## Activity
Every line of the data below should be retyped exactly, with no images carried over.

Excerpts from an interface dataset
<<<<
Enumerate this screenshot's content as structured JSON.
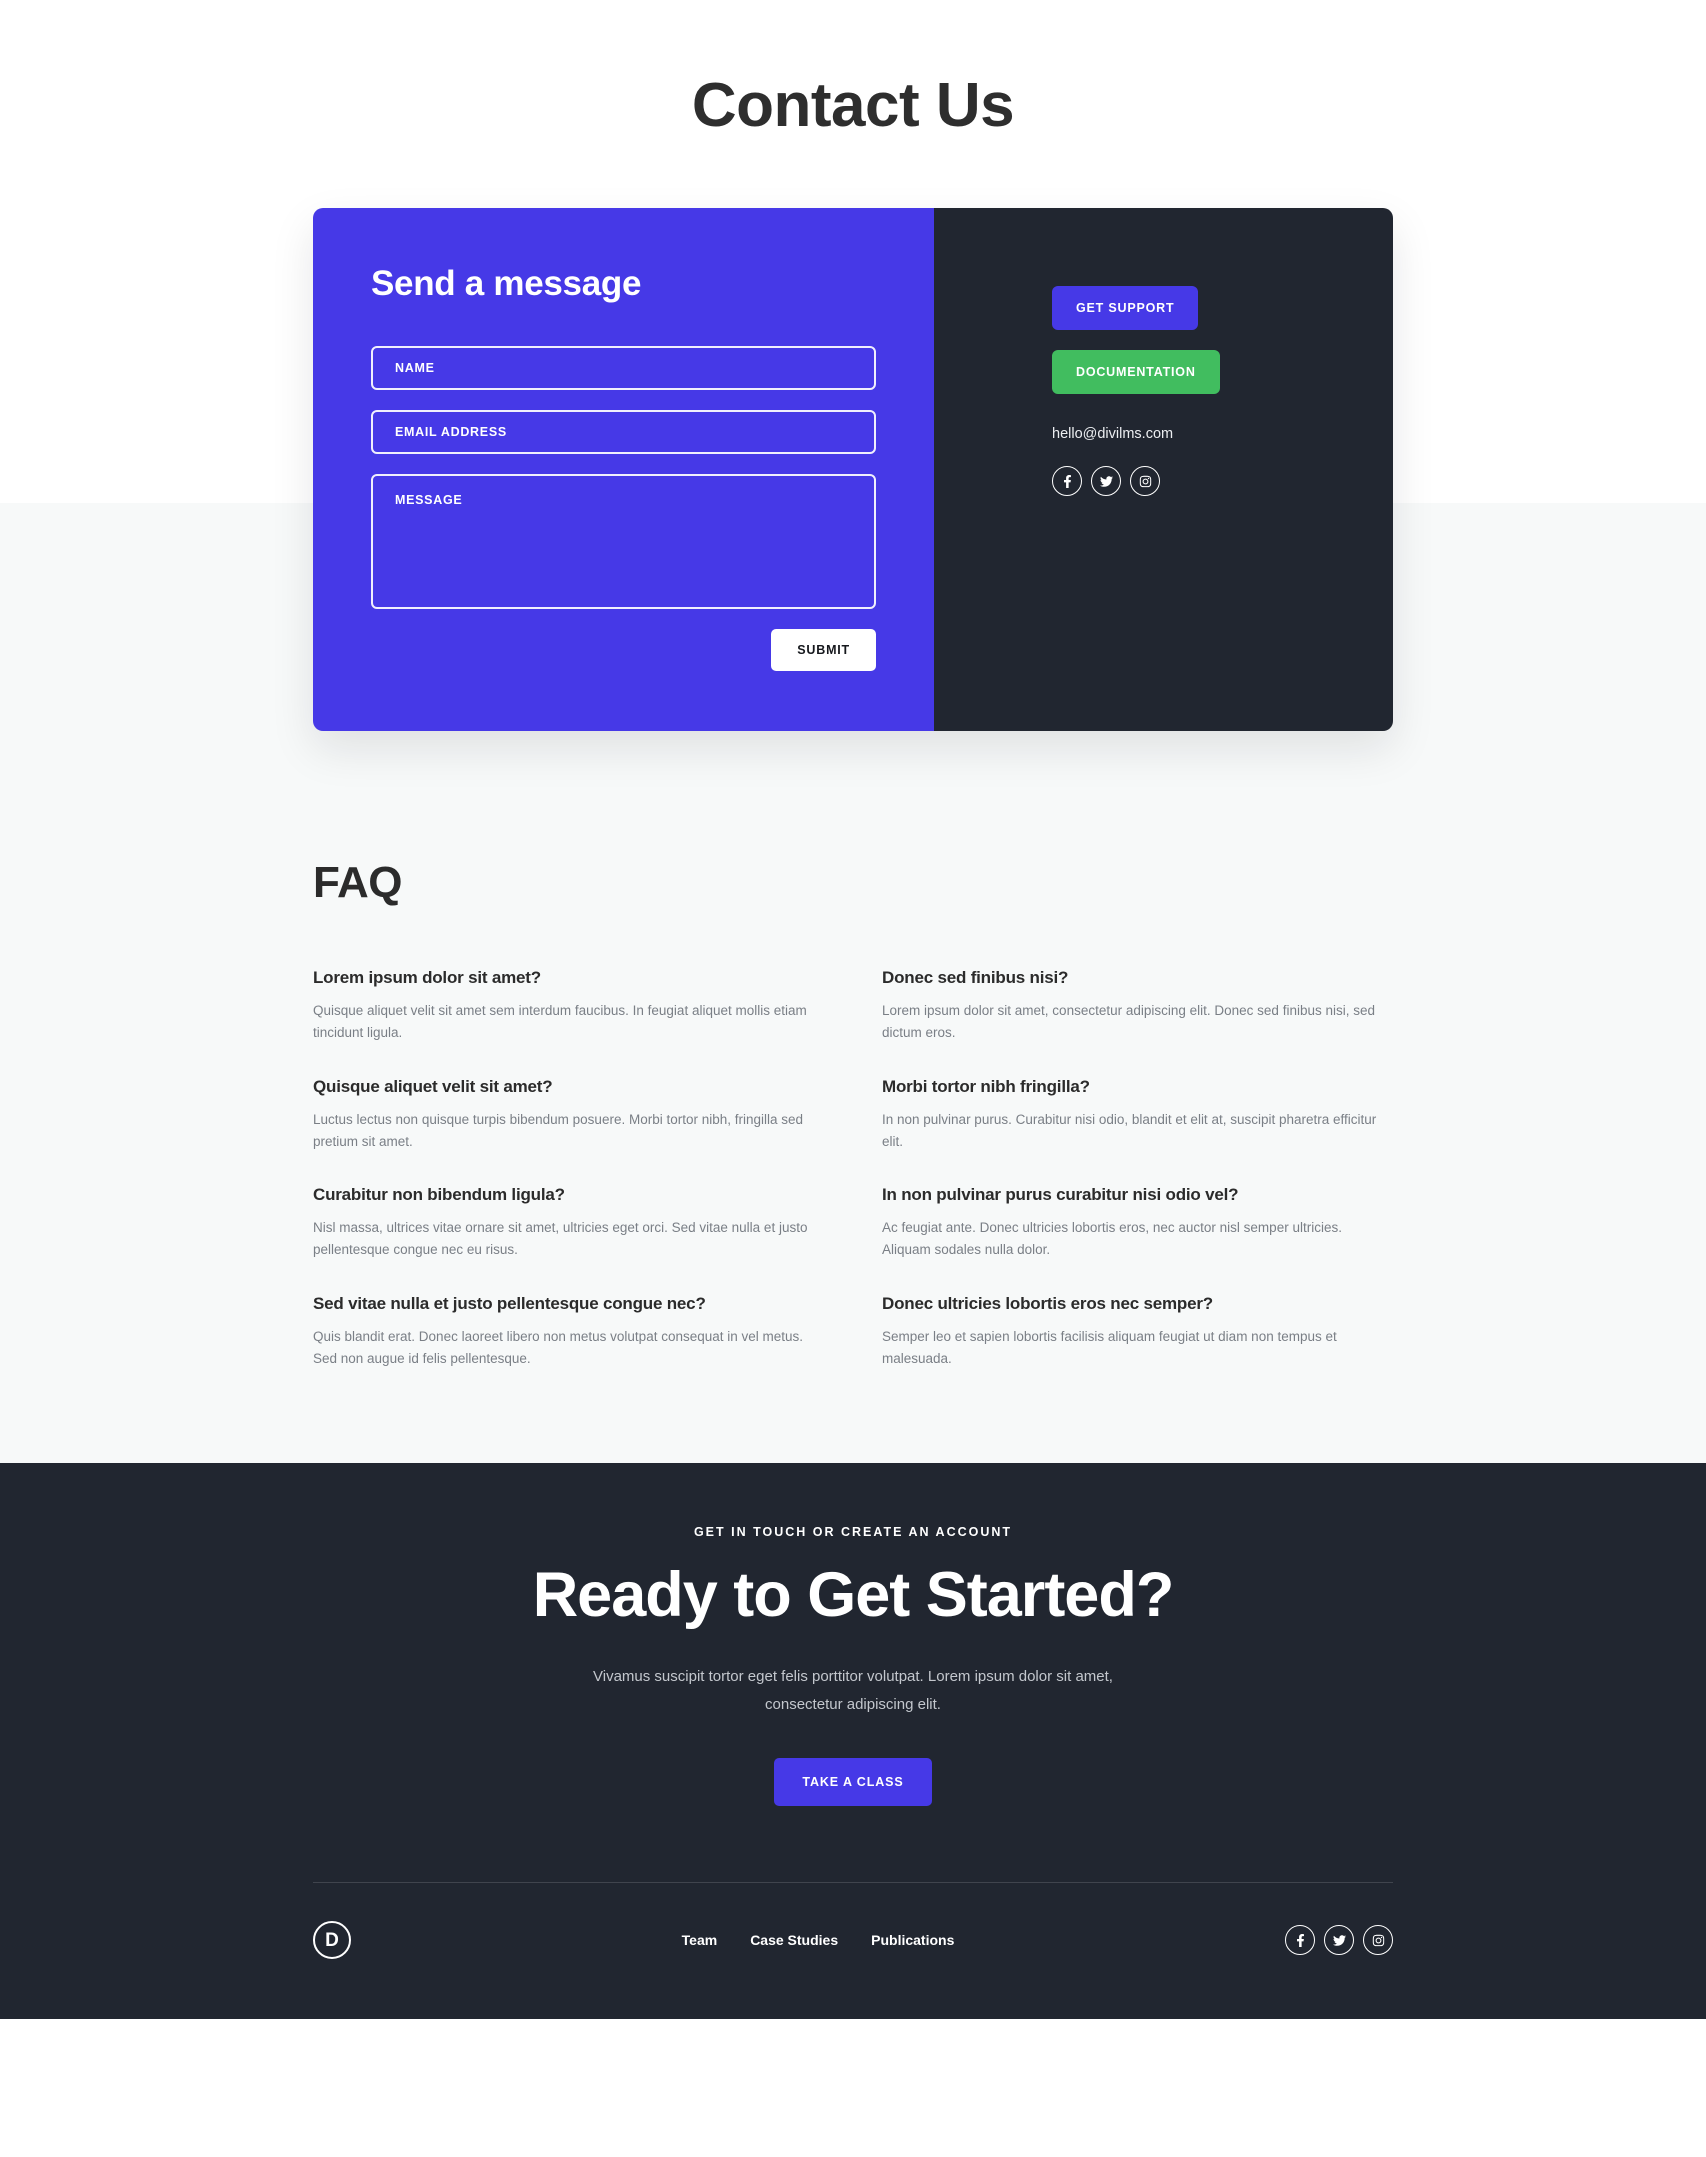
{
  "page": {
    "title": "Contact Us",
    "accent_blue": "#4639e7",
    "accent_green": "#41bd5f",
    "dark": "#212630",
    "light_bg": "#f7f9f9"
  },
  "contact_card": {
    "form": {
      "heading": "Send a message",
      "name_placeholder": "NAME",
      "name_value": "",
      "email_placeholder": "EMAIL ADDRESS",
      "email_value": "",
      "message_placeholder": "MESSAGE",
      "message_value": "",
      "submit_label": "SUBMIT"
    },
    "side": {
      "support_label": "GET SUPPORT",
      "docs_label": "DOCUMENTATION",
      "email": "hello@divilms.com",
      "social": [
        {
          "name": "facebook",
          "icon": "facebook-icon"
        },
        {
          "name": "twitter",
          "icon": "twitter-icon"
        },
        {
          "name": "instagram",
          "icon": "instagram-icon"
        }
      ]
    }
  },
  "faq": {
    "heading": "FAQ",
    "items_left": [
      {
        "question": "Lorem ipsum dolor sit amet?",
        "answer": "Quisque aliquet velit sit amet sem interdum faucibus. In feugiat aliquet mollis etiam tincidunt ligula."
      },
      {
        "question": "Quisque aliquet velit sit amet?",
        "answer": "Luctus lectus non quisque turpis bibendum posuere. Morbi tortor nibh, fringilla sed pretium sit amet."
      },
      {
        "question": "Curabitur non bibendum ligula?",
        "answer": "Nisl massa, ultrices vitae ornare sit amet, ultricies eget orci. Sed vitae nulla et justo pellentesque congue nec eu risus."
      },
      {
        "question": "Sed vitae nulla et justo pellentesque congue nec?",
        "answer": "Quis blandit erat. Donec laoreet libero non metus volutpat consequat in vel metus. Sed non augue id felis pellentesque."
      }
    ],
    "items_right": [
      {
        "question": "Donec sed finibus nisi?",
        "answer": "Lorem ipsum dolor sit amet, consectetur adipiscing elit. Donec sed finibus nisi, sed dictum eros."
      },
      {
        "question": "Morbi tortor nibh fringilla?",
        "answer": "In non pulvinar purus. Curabitur nisi odio, blandit et elit at, suscipit pharetra efficitur elit."
      },
      {
        "question": "In non pulvinar purus curabitur nisi odio vel?",
        "answer": "Ac feugiat ante. Donec ultricies lobortis eros, nec auctor nisl semper ultricies. Aliquam sodales nulla dolor."
      },
      {
        "question": "Donec ultricies lobortis eros nec semper?",
        "answer": "Semper leo et sapien lobortis facilisis aliquam feugiat ut diam non tempus et malesuada."
      }
    ]
  },
  "cta": {
    "eyebrow": "GET IN TOUCH OR CREATE AN ACCOUNT",
    "title": "Ready to Get Started?",
    "subtitle": "Vivamus suscipit tortor eget felis porttitor volutpat. Lorem ipsum dolor sit amet, consectetur adipiscing elit.",
    "button_label": "TAKE A CLASS"
  },
  "footer": {
    "logo_letter": "D",
    "links": [
      {
        "label": "Team"
      },
      {
        "label": "Case Studies"
      },
      {
        "label": "Publications"
      }
    ],
    "social": [
      {
        "name": "facebook",
        "icon": "facebook-icon"
      },
      {
        "name": "twitter",
        "icon": "twitter-icon"
      },
      {
        "name": "instagram",
        "icon": "instagram-icon"
      }
    ]
  }
}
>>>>
## Task answer
Enumerate this screenshot's content as structured JSON.
{
  "page": {
    "title": "Contact Us",
    "accent_blue": "#4639e7",
    "accent_green": "#41bd5f",
    "dark": "#212630",
    "light_bg": "#f7f9f9"
  },
  "contact_card": {
    "form": {
      "heading": "Send a message",
      "name_placeholder": "NAME",
      "name_value": "",
      "email_placeholder": "EMAIL ADDRESS",
      "email_value": "",
      "message_placeholder": "MESSAGE",
      "message_value": "",
      "submit_label": "SUBMIT"
    },
    "side": {
      "support_label": "GET SUPPORT",
      "docs_label": "DOCUMENTATION",
      "email": "hello@divilms.com",
      "social": [
        {
          "name": "facebook",
          "icon": "facebook-icon"
        },
        {
          "name": "twitter",
          "icon": "twitter-icon"
        },
        {
          "name": "instagram",
          "icon": "instagram-icon"
        }
      ]
    }
  },
  "faq": {
    "heading": "FAQ",
    "items_left": [
      {
        "question": "Lorem ipsum dolor sit amet?",
        "answer": "Quisque aliquet velit sit amet sem interdum faucibus. In feugiat aliquet mollis etiam tincidunt ligula."
      },
      {
        "question": "Quisque aliquet velit sit amet?",
        "answer": "Luctus lectus non quisque turpis bibendum posuere. Morbi tortor nibh, fringilla sed pretium sit amet."
      },
      {
        "question": "Curabitur non bibendum ligula?",
        "answer": "Nisl massa, ultrices vitae ornare sit amet, ultricies eget orci. Sed vitae nulla et justo pellentesque congue nec eu risus."
      },
      {
        "question": "Sed vitae nulla et justo pellentesque congue nec?",
        "answer": "Quis blandit erat. Donec laoreet libero non metus volutpat consequat in vel metus. Sed non augue id felis pellentesque."
      }
    ],
    "items_right": [
      {
        "question": "Donec sed finibus nisi?",
        "answer": "Lorem ipsum dolor sit amet, consectetur adipiscing elit. Donec sed finibus nisi, sed dictum eros."
      },
      {
        "question": "Morbi tortor nibh fringilla?",
        "answer": "In non pulvinar purus. Curabitur nisi odio, blandit et elit at, suscipit pharetra efficitur elit."
      },
      {
        "question": "In non pulvinar purus curabitur nisi odio vel?",
        "answer": "Ac feugiat ante. Donec ultricies lobortis eros, nec auctor nisl semper ultricies. Aliquam sodales nulla dolor."
      },
      {
        "question": "Donec ultricies lobortis eros nec semper?",
        "answer": "Semper leo et sapien lobortis facilisis aliquam feugiat ut diam non tempus et malesuada."
      }
    ]
  },
  "cta": {
    "eyebrow": "GET IN TOUCH OR CREATE AN ACCOUNT",
    "title": "Ready to Get Started?",
    "subtitle": "Vivamus suscipit tortor eget felis porttitor volutpat. Lorem ipsum dolor sit amet, consectetur adipiscing elit.",
    "button_label": "TAKE A CLASS"
  },
  "footer": {
    "logo_letter": "D",
    "links": [
      {
        "label": "Team"
      },
      {
        "label": "Case Studies"
      },
      {
        "label": "Publications"
      }
    ],
    "social": [
      {
        "name": "facebook",
        "icon": "facebook-icon"
      },
      {
        "name": "twitter",
        "icon": "twitter-icon"
      },
      {
        "name": "instagram",
        "icon": "instagram-icon"
      }
    ]
  }
}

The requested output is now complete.